Work instruction:
Among the following entries, how many lines hold the string "Ngày"? State only the number.

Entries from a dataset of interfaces
──────────

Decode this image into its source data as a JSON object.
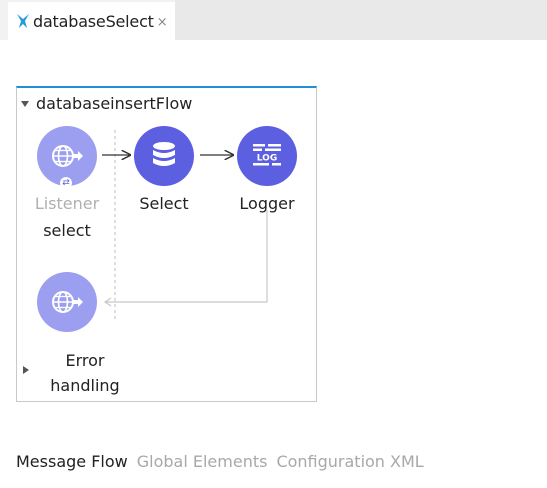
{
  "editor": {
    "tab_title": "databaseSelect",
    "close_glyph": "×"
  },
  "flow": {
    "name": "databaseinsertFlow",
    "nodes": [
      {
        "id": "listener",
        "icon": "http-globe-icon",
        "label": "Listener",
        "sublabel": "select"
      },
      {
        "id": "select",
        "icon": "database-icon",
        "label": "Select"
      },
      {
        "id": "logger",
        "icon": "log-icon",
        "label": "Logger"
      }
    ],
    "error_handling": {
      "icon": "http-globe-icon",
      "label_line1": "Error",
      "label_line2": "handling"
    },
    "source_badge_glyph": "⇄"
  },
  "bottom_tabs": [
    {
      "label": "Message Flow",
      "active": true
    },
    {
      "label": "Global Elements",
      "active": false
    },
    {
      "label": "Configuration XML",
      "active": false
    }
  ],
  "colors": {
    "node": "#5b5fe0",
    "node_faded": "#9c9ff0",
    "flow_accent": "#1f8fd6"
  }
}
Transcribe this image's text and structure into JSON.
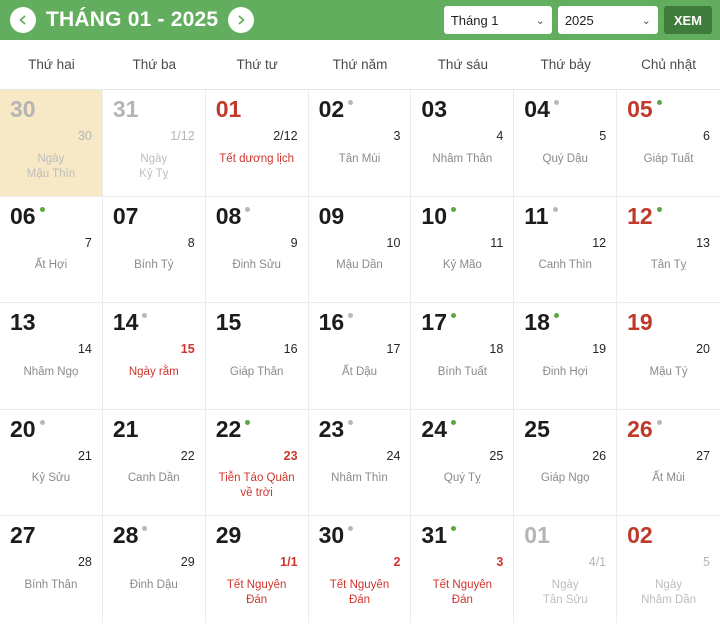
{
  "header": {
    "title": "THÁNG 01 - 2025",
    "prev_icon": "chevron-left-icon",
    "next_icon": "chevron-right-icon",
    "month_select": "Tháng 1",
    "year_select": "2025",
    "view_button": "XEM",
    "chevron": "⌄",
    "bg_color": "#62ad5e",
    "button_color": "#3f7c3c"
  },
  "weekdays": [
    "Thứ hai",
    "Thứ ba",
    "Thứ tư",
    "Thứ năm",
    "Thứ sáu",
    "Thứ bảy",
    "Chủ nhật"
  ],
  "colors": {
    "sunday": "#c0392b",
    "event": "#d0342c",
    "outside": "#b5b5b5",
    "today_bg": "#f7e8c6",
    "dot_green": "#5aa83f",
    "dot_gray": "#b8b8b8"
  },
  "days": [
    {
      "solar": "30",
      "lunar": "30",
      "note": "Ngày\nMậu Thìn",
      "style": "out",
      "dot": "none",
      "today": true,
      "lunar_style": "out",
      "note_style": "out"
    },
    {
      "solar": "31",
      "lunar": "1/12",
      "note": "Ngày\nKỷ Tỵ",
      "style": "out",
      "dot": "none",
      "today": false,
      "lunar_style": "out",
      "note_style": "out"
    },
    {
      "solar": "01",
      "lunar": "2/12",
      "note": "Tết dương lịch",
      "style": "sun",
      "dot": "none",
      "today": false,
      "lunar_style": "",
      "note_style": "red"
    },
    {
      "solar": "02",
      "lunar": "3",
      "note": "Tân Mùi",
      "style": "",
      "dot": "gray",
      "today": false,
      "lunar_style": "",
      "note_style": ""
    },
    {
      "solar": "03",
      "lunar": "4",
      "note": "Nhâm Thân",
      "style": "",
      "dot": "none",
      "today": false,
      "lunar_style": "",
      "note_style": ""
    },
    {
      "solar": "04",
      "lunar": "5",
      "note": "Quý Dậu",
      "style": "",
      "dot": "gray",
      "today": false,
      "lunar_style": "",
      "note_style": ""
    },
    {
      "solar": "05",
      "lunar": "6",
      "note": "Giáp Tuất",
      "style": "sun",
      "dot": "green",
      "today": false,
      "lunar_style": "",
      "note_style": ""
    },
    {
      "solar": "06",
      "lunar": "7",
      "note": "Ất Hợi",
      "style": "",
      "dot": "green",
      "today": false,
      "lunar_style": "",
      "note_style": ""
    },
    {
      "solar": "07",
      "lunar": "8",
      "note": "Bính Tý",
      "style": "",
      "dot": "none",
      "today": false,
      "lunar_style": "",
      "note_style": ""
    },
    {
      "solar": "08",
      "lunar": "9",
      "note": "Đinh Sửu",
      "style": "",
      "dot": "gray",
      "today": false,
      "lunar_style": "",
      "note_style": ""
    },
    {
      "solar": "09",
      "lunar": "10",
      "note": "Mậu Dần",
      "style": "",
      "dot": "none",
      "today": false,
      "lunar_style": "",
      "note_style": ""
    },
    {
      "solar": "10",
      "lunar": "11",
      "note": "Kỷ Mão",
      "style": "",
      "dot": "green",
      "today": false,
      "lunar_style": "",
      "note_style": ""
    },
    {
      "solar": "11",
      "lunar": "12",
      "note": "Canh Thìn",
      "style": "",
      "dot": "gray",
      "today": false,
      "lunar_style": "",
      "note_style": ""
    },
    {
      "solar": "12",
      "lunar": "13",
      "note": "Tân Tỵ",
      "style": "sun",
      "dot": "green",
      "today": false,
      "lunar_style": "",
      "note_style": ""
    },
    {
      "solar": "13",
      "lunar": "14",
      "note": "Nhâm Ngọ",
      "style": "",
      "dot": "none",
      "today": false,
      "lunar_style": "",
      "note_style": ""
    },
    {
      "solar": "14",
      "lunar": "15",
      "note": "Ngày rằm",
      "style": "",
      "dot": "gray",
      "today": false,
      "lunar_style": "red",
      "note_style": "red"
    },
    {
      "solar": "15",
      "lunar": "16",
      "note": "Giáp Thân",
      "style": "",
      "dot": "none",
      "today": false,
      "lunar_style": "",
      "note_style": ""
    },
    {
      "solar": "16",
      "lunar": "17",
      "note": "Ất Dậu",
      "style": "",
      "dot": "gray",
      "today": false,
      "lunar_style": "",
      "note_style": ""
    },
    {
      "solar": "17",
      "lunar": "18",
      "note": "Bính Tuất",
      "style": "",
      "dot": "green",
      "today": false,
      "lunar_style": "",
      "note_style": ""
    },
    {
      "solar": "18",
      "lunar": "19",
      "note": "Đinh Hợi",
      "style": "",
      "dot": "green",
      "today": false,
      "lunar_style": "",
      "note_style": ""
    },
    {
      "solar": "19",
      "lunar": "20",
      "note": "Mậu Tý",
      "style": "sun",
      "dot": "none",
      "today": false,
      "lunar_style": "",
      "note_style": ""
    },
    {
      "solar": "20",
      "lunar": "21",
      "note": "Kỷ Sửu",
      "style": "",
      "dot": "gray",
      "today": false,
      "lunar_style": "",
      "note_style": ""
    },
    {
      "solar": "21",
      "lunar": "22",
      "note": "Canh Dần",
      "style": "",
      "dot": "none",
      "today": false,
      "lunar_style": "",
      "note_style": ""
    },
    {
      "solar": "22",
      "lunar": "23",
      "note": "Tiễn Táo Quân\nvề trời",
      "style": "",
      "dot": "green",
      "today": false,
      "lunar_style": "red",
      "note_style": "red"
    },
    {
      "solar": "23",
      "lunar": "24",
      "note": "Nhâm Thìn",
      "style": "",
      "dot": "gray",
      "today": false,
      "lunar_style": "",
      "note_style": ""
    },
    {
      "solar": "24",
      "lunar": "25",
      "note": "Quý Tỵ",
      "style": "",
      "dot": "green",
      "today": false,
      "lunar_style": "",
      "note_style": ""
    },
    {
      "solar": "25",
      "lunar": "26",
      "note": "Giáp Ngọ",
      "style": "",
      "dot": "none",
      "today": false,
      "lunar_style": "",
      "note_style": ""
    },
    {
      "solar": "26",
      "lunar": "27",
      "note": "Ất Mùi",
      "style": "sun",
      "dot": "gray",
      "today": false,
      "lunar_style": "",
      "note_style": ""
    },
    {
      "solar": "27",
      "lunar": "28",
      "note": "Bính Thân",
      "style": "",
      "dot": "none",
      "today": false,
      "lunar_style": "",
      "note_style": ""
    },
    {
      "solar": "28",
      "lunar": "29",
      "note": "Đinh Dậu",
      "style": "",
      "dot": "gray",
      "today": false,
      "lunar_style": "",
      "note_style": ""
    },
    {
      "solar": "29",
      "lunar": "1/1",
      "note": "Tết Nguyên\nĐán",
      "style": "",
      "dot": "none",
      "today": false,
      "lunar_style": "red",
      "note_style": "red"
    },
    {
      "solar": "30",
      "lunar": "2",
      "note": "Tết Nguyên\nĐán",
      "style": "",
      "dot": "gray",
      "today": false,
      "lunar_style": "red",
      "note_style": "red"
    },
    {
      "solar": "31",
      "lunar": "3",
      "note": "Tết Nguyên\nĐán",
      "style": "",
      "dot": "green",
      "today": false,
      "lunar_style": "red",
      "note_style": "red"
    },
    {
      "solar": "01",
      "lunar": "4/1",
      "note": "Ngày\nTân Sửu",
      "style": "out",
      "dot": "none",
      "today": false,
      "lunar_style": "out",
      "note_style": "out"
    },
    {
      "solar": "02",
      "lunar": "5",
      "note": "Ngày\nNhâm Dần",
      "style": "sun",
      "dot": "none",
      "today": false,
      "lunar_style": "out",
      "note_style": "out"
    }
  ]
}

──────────

Solution for this task:
5